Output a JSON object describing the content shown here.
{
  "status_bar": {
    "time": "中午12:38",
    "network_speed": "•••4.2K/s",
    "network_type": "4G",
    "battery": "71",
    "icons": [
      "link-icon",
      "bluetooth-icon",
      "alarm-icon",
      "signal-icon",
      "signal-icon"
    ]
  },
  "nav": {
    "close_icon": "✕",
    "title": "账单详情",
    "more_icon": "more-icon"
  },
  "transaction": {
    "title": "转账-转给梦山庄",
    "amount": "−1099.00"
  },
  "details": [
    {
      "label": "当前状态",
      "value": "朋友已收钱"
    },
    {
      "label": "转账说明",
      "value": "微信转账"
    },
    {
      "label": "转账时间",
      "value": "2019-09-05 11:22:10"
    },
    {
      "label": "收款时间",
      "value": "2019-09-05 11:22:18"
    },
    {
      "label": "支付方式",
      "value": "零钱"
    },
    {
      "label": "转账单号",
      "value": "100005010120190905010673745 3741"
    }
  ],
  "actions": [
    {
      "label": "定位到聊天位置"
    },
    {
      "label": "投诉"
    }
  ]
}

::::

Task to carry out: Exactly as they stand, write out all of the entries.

Exercise output:
Output a JSON object describing the content shown here.
{
  "status_bar": {
    "time": "中午12:38",
    "network_speed": "•••4.2K/s",
    "network_type": "4G",
    "battery": "71",
    "icons": [
      "link-icon",
      "bluetooth-icon",
      "alarm-icon",
      "signal-icon",
      "signal-icon"
    ]
  },
  "nav": {
    "close_icon": "✕",
    "title": "账单详情",
    "more_icon": "more-icon"
  },
  "transaction": {
    "title": "转账-转给梦山庄",
    "amount": "−1099.00"
  },
  "details": [
    {
      "label": "当前状态",
      "value": "朋友已收钱"
    },
    {
      "label": "转账说明",
      "value": "微信转账"
    },
    {
      "label": "转账时间",
      "value": "2019-09-05 11:22:10"
    },
    {
      "label": "收款时间",
      "value": "2019-09-05 11:22:18"
    },
    {
      "label": "支付方式",
      "value": "零钱"
    },
    {
      "label": "转账单号",
      "value": "100005010120190905010673745 3741"
    }
  ],
  "actions": [
    {
      "label": "定位到聊天位置"
    },
    {
      "label": "投诉"
    }
  ]
}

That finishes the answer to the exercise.